Element data from apps and pages:
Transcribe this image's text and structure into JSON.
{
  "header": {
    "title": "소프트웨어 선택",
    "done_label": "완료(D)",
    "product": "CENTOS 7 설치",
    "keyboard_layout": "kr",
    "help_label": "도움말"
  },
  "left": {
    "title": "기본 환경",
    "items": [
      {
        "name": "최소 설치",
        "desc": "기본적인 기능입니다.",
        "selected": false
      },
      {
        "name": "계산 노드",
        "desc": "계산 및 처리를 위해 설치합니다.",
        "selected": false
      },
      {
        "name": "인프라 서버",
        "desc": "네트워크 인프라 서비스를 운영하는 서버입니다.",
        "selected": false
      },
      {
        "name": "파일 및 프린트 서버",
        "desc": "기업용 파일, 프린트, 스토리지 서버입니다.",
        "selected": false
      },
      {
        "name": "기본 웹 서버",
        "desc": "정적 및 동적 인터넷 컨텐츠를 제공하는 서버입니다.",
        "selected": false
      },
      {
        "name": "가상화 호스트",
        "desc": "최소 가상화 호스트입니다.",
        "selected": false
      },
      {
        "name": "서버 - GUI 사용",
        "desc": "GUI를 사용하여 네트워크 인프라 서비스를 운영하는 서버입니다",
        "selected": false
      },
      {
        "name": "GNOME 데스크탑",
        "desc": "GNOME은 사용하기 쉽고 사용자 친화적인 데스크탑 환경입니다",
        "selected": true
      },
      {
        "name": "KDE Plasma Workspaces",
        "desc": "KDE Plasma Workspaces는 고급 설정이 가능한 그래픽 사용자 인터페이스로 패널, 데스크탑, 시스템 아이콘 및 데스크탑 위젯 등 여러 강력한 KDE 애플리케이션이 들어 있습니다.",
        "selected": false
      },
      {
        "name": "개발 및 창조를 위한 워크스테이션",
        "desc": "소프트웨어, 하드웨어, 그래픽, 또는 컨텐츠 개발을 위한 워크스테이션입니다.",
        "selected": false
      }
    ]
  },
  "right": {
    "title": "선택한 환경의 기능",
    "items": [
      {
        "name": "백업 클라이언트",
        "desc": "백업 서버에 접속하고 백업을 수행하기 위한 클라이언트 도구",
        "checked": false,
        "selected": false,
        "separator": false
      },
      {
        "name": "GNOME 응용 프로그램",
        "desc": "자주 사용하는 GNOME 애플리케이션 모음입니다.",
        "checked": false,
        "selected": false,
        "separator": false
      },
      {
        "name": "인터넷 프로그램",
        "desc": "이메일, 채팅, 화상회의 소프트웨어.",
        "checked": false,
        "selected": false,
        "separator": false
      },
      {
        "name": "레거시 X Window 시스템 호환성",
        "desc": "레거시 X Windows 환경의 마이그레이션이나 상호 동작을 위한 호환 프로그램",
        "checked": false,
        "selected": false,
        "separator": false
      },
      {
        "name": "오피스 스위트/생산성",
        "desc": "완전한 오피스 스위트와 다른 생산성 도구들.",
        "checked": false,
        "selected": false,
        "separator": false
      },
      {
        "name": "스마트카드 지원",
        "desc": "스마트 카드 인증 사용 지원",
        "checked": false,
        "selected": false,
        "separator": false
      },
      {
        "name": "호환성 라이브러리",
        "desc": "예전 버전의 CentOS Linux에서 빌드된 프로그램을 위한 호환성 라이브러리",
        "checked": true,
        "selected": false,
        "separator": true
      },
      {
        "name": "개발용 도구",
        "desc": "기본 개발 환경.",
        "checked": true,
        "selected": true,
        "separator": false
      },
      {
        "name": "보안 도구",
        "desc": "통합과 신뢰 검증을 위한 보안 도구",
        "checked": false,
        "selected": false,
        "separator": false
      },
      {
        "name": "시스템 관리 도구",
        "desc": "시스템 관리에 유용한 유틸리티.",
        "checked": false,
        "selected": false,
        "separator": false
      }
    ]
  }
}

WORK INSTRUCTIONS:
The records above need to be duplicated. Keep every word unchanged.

REPLY:
Transcribe this image's text and structure into JSON.
{
  "header": {
    "title": "소프트웨어 선택",
    "done_label": "완료(D)",
    "product": "CENTOS 7 설치",
    "keyboard_layout": "kr",
    "help_label": "도움말"
  },
  "left": {
    "title": "기본 환경",
    "items": [
      {
        "name": "최소 설치",
        "desc": "기본적인 기능입니다.",
        "selected": false
      },
      {
        "name": "계산 노드",
        "desc": "계산 및 처리를 위해 설치합니다.",
        "selected": false
      },
      {
        "name": "인프라 서버",
        "desc": "네트워크 인프라 서비스를 운영하는 서버입니다.",
        "selected": false
      },
      {
        "name": "파일 및 프린트 서버",
        "desc": "기업용 파일, 프린트, 스토리지 서버입니다.",
        "selected": false
      },
      {
        "name": "기본 웹 서버",
        "desc": "정적 및 동적 인터넷 컨텐츠를 제공하는 서버입니다.",
        "selected": false
      },
      {
        "name": "가상화 호스트",
        "desc": "최소 가상화 호스트입니다.",
        "selected": false
      },
      {
        "name": "서버 - GUI 사용",
        "desc": "GUI를 사용하여 네트워크 인프라 서비스를 운영하는 서버입니다",
        "selected": false
      },
      {
        "name": "GNOME 데스크탑",
        "desc": "GNOME은 사용하기 쉽고 사용자 친화적인 데스크탑 환경입니다",
        "selected": true
      },
      {
        "name": "KDE Plasma Workspaces",
        "desc": "KDE Plasma Workspaces는 고급 설정이 가능한 그래픽 사용자 인터페이스로 패널, 데스크탑, 시스템 아이콘 및 데스크탑 위젯 등 여러 강력한 KDE 애플리케이션이 들어 있습니다.",
        "selected": false
      },
      {
        "name": "개발 및 창조를 위한 워크스테이션",
        "desc": "소프트웨어, 하드웨어, 그래픽, 또는 컨텐츠 개발을 위한 워크스테이션입니다.",
        "selected": false
      }
    ]
  },
  "right": {
    "title": "선택한 환경의 기능",
    "items": [
      {
        "name": "백업 클라이언트",
        "desc": "백업 서버에 접속하고 백업을 수행하기 위한 클라이언트 도구",
        "checked": false,
        "selected": false,
        "separator": false
      },
      {
        "name": "GNOME 응용 프로그램",
        "desc": "자주 사용하는 GNOME 애플리케이션 모음입니다.",
        "checked": false,
        "selected": false,
        "separator": false
      },
      {
        "name": "인터넷 프로그램",
        "desc": "이메일, 채팅, 화상회의 소프트웨어.",
        "checked": false,
        "selected": false,
        "separator": false
      },
      {
        "name": "레거시 X Window 시스템 호환성",
        "desc": "레거시 X Windows 환경의 마이그레이션이나 상호 동작을 위한 호환 프로그램",
        "checked": false,
        "selected": false,
        "separator": false
      },
      {
        "name": "오피스 스위트/생산성",
        "desc": "완전한 오피스 스위트와 다른 생산성 도구들.",
        "checked": false,
        "selected": false,
        "separator": false
      },
      {
        "name": "스마트카드 지원",
        "desc": "스마트 카드 인증 사용 지원",
        "checked": false,
        "selected": false,
        "separator": false
      },
      {
        "name": "호환성 라이브러리",
        "desc": "예전 버전의 CentOS Linux에서 빌드된 프로그램을 위한 호환성 라이브러리",
        "checked": true,
        "selected": false,
        "separator": true
      },
      {
        "name": "개발용 도구",
        "desc": "기본 개발 환경.",
        "checked": true,
        "selected": true,
        "separator": false
      },
      {
        "name": "보안 도구",
        "desc": "통합과 신뢰 검증을 위한 보안 도구",
        "checked": false,
        "selected": false,
        "separator": false
      },
      {
        "name": "시스템 관리 도구",
        "desc": "시스템 관리에 유용한 유틸리티.",
        "checked": false,
        "selected": false,
        "separator": false
      }
    ]
  }
}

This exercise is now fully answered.